**What is required**
Each line of the data below goes into the copy exactly; pictures do not.

**Data extracts**
★ ★ ★

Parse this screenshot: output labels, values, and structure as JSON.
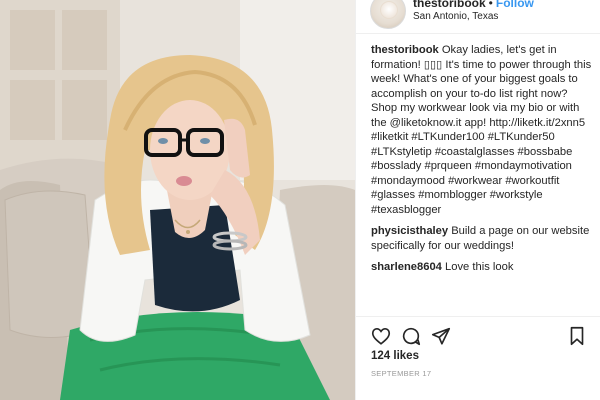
{
  "post": {
    "photo_alt": "Woman in glasses and white jacket sitting on a couch",
    "header": {
      "username": "thestoribook",
      "separator": "•",
      "follow_label": "Follow",
      "location": "San Antonio, Texas"
    },
    "comments": [
      {
        "user": "thestoribook",
        "text": "Okay ladies, let's get in formation! ▯▯▯ It's time to power through this week! What's one of your biggest goals to accomplish on your to-do list right now? Shop my workwear look via my bio or with the @liketoknow.it app! http://liketk.it/2xnn5 #liketkit #LTKunder100 #LTKunder50 #LTKstyletip #coastalglasses #bossbabe #bosslady #prqueen #mondaymotivation #mondaymood #workwear #workoutfit #glasses #momblogger #workstyle #texasblogger"
      },
      {
        "user": "physicisthaley",
        "text": "Build a page on our website specifically for our weddings!"
      },
      {
        "user": "sharlene8604",
        "text": "Love this look"
      }
    ],
    "likes": "124 likes",
    "date": "SEPTEMBER 17",
    "icons": {
      "like": "heart-icon",
      "comment": "comment-icon",
      "share": "share-icon",
      "save": "bookmark-icon"
    },
    "colors": {
      "link": "#3897f0",
      "text": "#262626",
      "muted": "#999999",
      "border": "#efefef"
    }
  }
}
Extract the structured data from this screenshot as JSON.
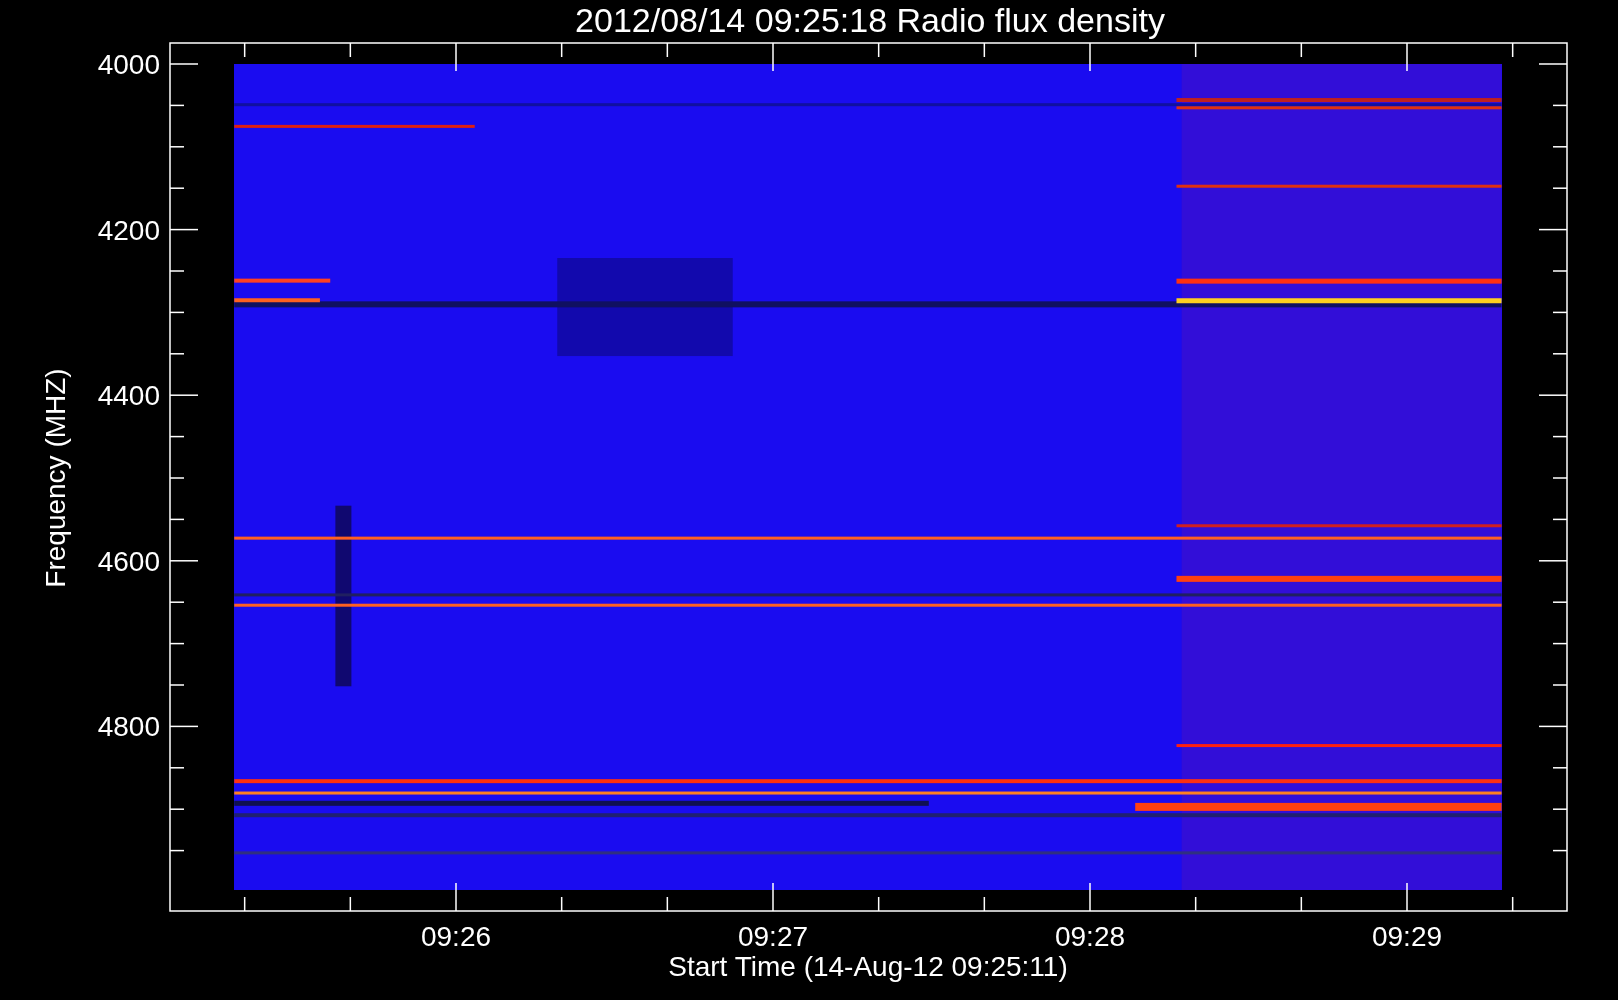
{
  "title": "2012/08/14 09:25:18 Radio flux density",
  "plot": {
    "ylabel": "Frequency (MHZ)",
    "yticks": [
      "4000",
      "4200",
      "4400",
      "4600",
      "4800"
    ],
    "xticks": [
      "09:26",
      "09:27",
      "09:28",
      "09:29"
    ],
    "xlabel": "Start Time (14-Aug-12 09:25:11)"
  }
}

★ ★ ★

**Response below**
Parse this screenshot: output labels, values, and structure as JSON.
{
  "post": {
    "photo_alt": "Woman in glasses and white jacket sitting on a couch",
    "header": {
      "username": "thestoribook",
      "separator": "•",
      "follow_label": "Follow",
      "location": "San Antonio, Texas"
    },
    "comments": [
      {
        "user": "thestoribook",
        "text": "Okay ladies, let's get in formation! ▯▯▯ It's time to power through this week! What's one of your biggest goals to accomplish on your to-do list right now? Shop my workwear look via my bio or with the @liketoknow.it app! http://liketk.it/2xnn5 #liketkit #LTKunder100 #LTKunder50 #LTKstyletip #coastalglasses #bossbabe #bosslady #prqueen #mondaymotivation #mondaymood #workwear #workoutfit #glasses #momblogger #workstyle #texasblogger"
      },
      {
        "user": "physicisthaley",
        "text": "Build a page on our website specifically for our weddings!"
      },
      {
        "user": "sharlene8604",
        "text": "Love this look"
      }
    ],
    "likes": "124 likes",
    "date": "SEPTEMBER 17",
    "icons": {
      "like": "heart-icon",
      "comment": "comment-icon",
      "share": "share-icon",
      "save": "bookmark-icon"
    },
    "colors": {
      "link": "#3897f0",
      "text": "#262626",
      "muted": "#999999",
      "border": "#efefef"
    }
  }
}
Extract the structured data from this screenshot as JSON.
{
  "title": "2012/08/14 09:25:18 Radio flux density",
  "plot": {
    "ylabel": "Frequency (MHZ)",
    "yticks": [
      "4000",
      "4200",
      "4400",
      "4600",
      "4800"
    ],
    "xticks": [
      "09:26",
      "09:27",
      "09:28",
      "09:29"
    ],
    "xlabel": "Start Time (14-Aug-12 09:25:11)"
  }
}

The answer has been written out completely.